**Extracted entries:**
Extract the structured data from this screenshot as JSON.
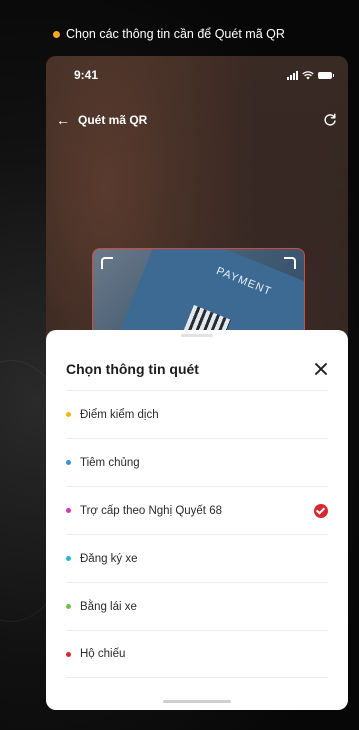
{
  "caption": {
    "text": "Chọn các thông tin cần để Quét mã QR",
    "dot_color": "#f5a623"
  },
  "status_bar": {
    "time": "9:41"
  },
  "header": {
    "title": "Quét mã QR",
    "back_icon": "arrow-left-icon",
    "refresh_icon": "refresh-icon"
  },
  "scanner": {
    "card_text": "PAYMENT",
    "frame_color": "#d3493a"
  },
  "sheet": {
    "title": "Chọn thông tin quét",
    "items": [
      {
        "label": "Điểm kiểm dịch",
        "dot_color": "#f2b705",
        "selected": false
      },
      {
        "label": "Tiêm chủng",
        "dot_color": "#3a8fd6",
        "selected": false
      },
      {
        "label": "Trợ cấp theo Nghị Quyết 68",
        "dot_color": "#d43ab0",
        "selected": true
      },
      {
        "label": "Đăng ký xe",
        "dot_color": "#27b7c9",
        "selected": false
      },
      {
        "label": "Bằng lái xe",
        "dot_color": "#6cc24a",
        "selected": false
      },
      {
        "label": "Hộ chiếu",
        "dot_color": "#d8282f",
        "selected": false
      }
    ],
    "check_color": "#d8282f"
  }
}
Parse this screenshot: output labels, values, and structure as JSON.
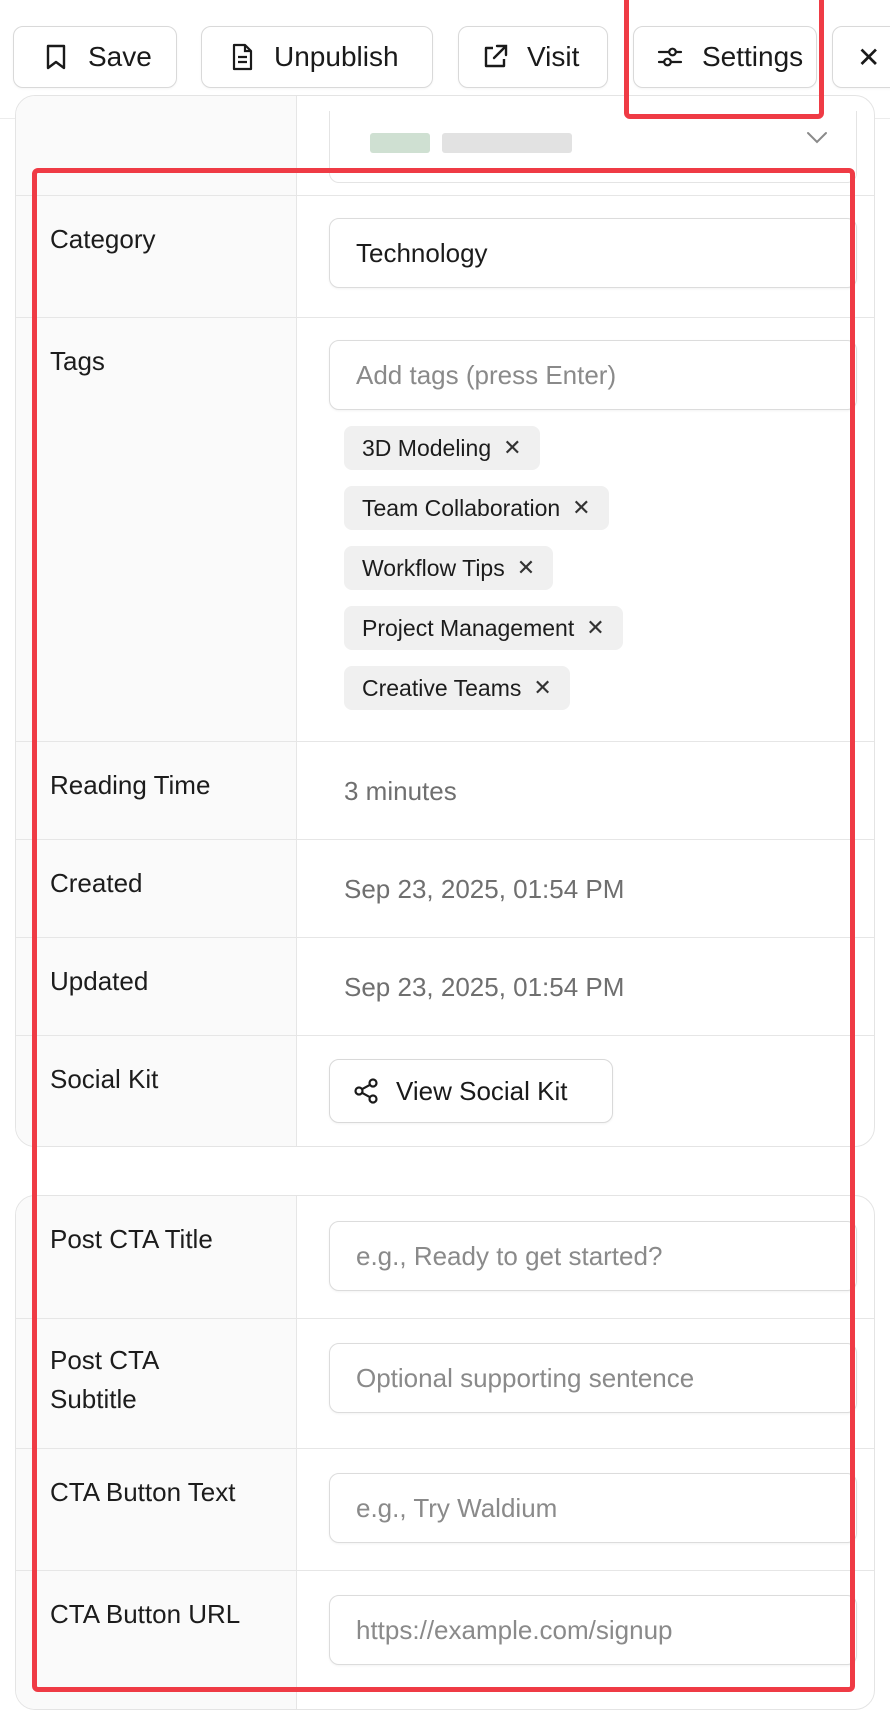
{
  "toolbar": {
    "save_label": "Save",
    "unpublish_label": "Unpublish",
    "visit_label": "Visit",
    "settings_label": "Settings",
    "close_glyph": "✕"
  },
  "fields": {
    "category_label": "Category",
    "category_value": "Technology",
    "tags_label": "Tags",
    "tags_placeholder": "Add tags (press Enter)",
    "tags": [
      "3D Modeling",
      "Team Collaboration",
      "Workflow Tips",
      "Project Management",
      "Creative Teams"
    ],
    "tag_remove_glyph": "✕",
    "reading_time_label": "Reading Time",
    "reading_time_value": "3 minutes",
    "created_label": "Created",
    "created_value": "Sep 23, 2025, 01:54 PM",
    "updated_label": "Updated",
    "updated_value": "Sep 23, 2025, 01:54 PM",
    "social_kit_label": "Social Kit",
    "social_kit_button": "View Social Kit"
  },
  "cta": {
    "title_label": "Post CTA Title",
    "title_placeholder": "e.g., Ready to get started?",
    "subtitle_label_line1": "Post CTA",
    "subtitle_label_line2": "Subtitle",
    "subtitle_placeholder": "Optional supporting sentence",
    "button_text_label": "CTA Button Text",
    "button_text_placeholder": "e.g., Try Waldium",
    "button_url_label": "CTA Button URL",
    "button_url_placeholder": "https://example.com/signup"
  },
  "colors": {
    "highlight": "#ef3b45",
    "label_column_bg": "#fafafa",
    "tag_bg": "#f0f0f0"
  }
}
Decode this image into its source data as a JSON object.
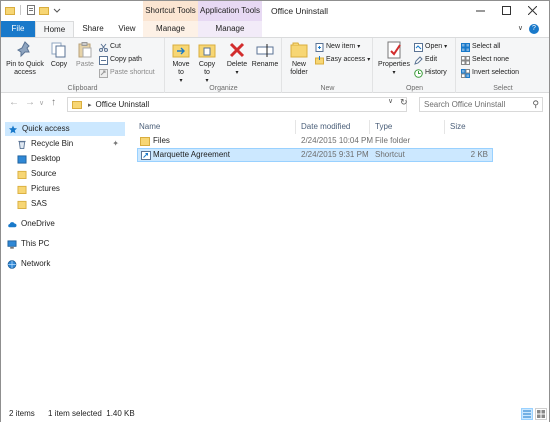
{
  "window": {
    "title": "Office Uninstall",
    "context_tabs": [
      "Shortcut Tools",
      "Application Tools"
    ],
    "controls": [
      "minimize",
      "maximize",
      "close"
    ]
  },
  "tabs": [
    "File",
    "Home",
    "Share",
    "View",
    "Manage",
    "Manage"
  ],
  "ribbon": {
    "clipboard": {
      "label": "Clipboard",
      "pin": "Pin to Quick access",
      "copy": "Copy",
      "paste": "Paste",
      "cut": "Cut",
      "copy_path": "Copy path",
      "paste_shortcut": "Paste shortcut"
    },
    "organize": {
      "label": "Organize",
      "move_to": "Move to",
      "copy_to": "Copy to",
      "delete": "Delete",
      "rename": "Rename"
    },
    "new": {
      "label": "New",
      "new_folder": "New folder",
      "new_item": "New item",
      "easy_access": "Easy access"
    },
    "open": {
      "label": "Open",
      "properties": "Properties",
      "open": "Open",
      "edit": "Edit",
      "history": "History"
    },
    "select": {
      "label": "Select",
      "select_all": "Select all",
      "select_none": "Select none",
      "invert": "Invert selection"
    }
  },
  "address": {
    "path": "Office Uninstall",
    "search_placeholder": "Search Office Uninstall"
  },
  "nav": {
    "quick_access": "Quick access",
    "items": [
      "Recycle Bin",
      "Desktop",
      "Source",
      "Pictures",
      "SAS"
    ],
    "onedrive": "OneDrive",
    "this_pc": "This PC",
    "network": "Network"
  },
  "columns": [
    "Name",
    "Date modified",
    "Type",
    "Size"
  ],
  "files": [
    {
      "name": "Files",
      "date": "2/24/2015 10:04 PM",
      "type": "File folder",
      "size": ""
    },
    {
      "name": "Marquette Agreement",
      "date": "2/24/2015 9:31 PM",
      "type": "Shortcut",
      "size": "2 KB"
    }
  ],
  "status": {
    "count": "2 items",
    "selection": "1 item selected  1.40 KB"
  },
  "colors": {
    "accent": "#1979ca",
    "selection": "#cce8ff",
    "shortcut_tools": "#fbe5d2",
    "application_tools": "#e7d9f3"
  }
}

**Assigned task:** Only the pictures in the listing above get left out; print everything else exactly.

**Response area:**
Extract the structured data from this screenshot as JSON.
{
  "caption": {
    "text": "Chọn các thông tin cần để Quét mã QR",
    "dot_color": "#f5a623"
  },
  "status_bar": {
    "time": "9:41"
  },
  "header": {
    "title": "Quét mã QR",
    "back_icon": "arrow-left-icon",
    "refresh_icon": "refresh-icon"
  },
  "scanner": {
    "card_text": "PAYMENT",
    "frame_color": "#d3493a"
  },
  "sheet": {
    "title": "Chọn thông tin quét",
    "items": [
      {
        "label": "Điểm kiểm dịch",
        "dot_color": "#f2b705",
        "selected": false
      },
      {
        "label": "Tiêm chủng",
        "dot_color": "#3a8fd6",
        "selected": false
      },
      {
        "label": "Trợ cấp theo Nghị Quyết 68",
        "dot_color": "#d43ab0",
        "selected": true
      },
      {
        "label": "Đăng ký xe",
        "dot_color": "#27b7c9",
        "selected": false
      },
      {
        "label": "Bằng lái xe",
        "dot_color": "#6cc24a",
        "selected": false
      },
      {
        "label": "Hộ chiếu",
        "dot_color": "#d8282f",
        "selected": false
      }
    ],
    "check_color": "#d8282f"
  }
}
Parse this screenshot: output labels, values, and structure as JSON.
{
  "toolbar": {
    "save_label": "Save",
    "unpublish_label": "Unpublish",
    "visit_label": "Visit",
    "settings_label": "Settings",
    "close_glyph": "✕"
  },
  "fields": {
    "category_label": "Category",
    "category_value": "Technology",
    "tags_label": "Tags",
    "tags_placeholder": "Add tags (press Enter)",
    "tags": [
      "3D Modeling",
      "Team Collaboration",
      "Workflow Tips",
      "Project Management",
      "Creative Teams"
    ],
    "tag_remove_glyph": "✕",
    "reading_time_label": "Reading Time",
    "reading_time_value": "3 minutes",
    "created_label": "Created",
    "created_value": "Sep 23, 2025, 01:54 PM",
    "updated_label": "Updated",
    "updated_value": "Sep 23, 2025, 01:54 PM",
    "social_kit_label": "Social Kit",
    "social_kit_button": "View Social Kit"
  },
  "cta": {
    "title_label": "Post CTA Title",
    "title_placeholder": "e.g., Ready to get started?",
    "subtitle_label_line1": "Post CTA",
    "subtitle_label_line2": "Subtitle",
    "subtitle_placeholder": "Optional supporting sentence",
    "button_text_label": "CTA Button Text",
    "button_text_placeholder": "e.g., Try Waldium",
    "button_url_label": "CTA Button URL",
    "button_url_placeholder": "https://example.com/signup"
  },
  "colors": {
    "highlight": "#ef3b45",
    "label_column_bg": "#fafafa",
    "tag_bg": "#f0f0f0"
  }
}
Decode this image into its source data as a JSON object.
{
  "window": {
    "title": "Office Uninstall",
    "context_tabs": [
      "Shortcut Tools",
      "Application Tools"
    ],
    "controls": [
      "minimize",
      "maximize",
      "close"
    ]
  },
  "tabs": [
    "File",
    "Home",
    "Share",
    "View",
    "Manage",
    "Manage"
  ],
  "ribbon": {
    "clipboard": {
      "label": "Clipboard",
      "pin": "Pin to Quick access",
      "copy": "Copy",
      "paste": "Paste",
      "cut": "Cut",
      "copy_path": "Copy path",
      "paste_shortcut": "Paste shortcut"
    },
    "organize": {
      "label": "Organize",
      "move_to": "Move to",
      "copy_to": "Copy to",
      "delete": "Delete",
      "rename": "Rename"
    },
    "new": {
      "label": "New",
      "new_folder": "New folder",
      "new_item": "New item",
      "easy_access": "Easy access"
    },
    "open": {
      "label": "Open",
      "properties": "Properties",
      "open": "Open",
      "edit": "Edit",
      "history": "History"
    },
    "select": {
      "label": "Select",
      "select_all": "Select all",
      "select_none": "Select none",
      "invert": "Invert selection"
    }
  },
  "address": {
    "path": "Office Uninstall",
    "search_placeholder": "Search Office Uninstall"
  },
  "nav": {
    "quick_access": "Quick access",
    "items": [
      "Recycle Bin",
      "Desktop",
      "Source",
      "Pictures",
      "SAS"
    ],
    "onedrive": "OneDrive",
    "this_pc": "This PC",
    "network": "Network"
  },
  "columns": [
    "Name",
    "Date modified",
    "Type",
    "Size"
  ],
  "files": [
    {
      "name": "Files",
      "date": "2/24/2015 10:04 PM",
      "type": "File folder",
      "size": ""
    },
    {
      "name": "Marquette Agreement",
      "date": "2/24/2015 9:31 PM",
      "type": "Shortcut",
      "size": "2 KB"
    }
  ],
  "status": {
    "count": "2 items",
    "selection": "1 item selected  1.40 KB"
  },
  "colors": {
    "accent": "#1979ca",
    "selection": "#cce8ff",
    "shortcut_tools": "#fbe5d2",
    "application_tools": "#e7d9f3"
  }
}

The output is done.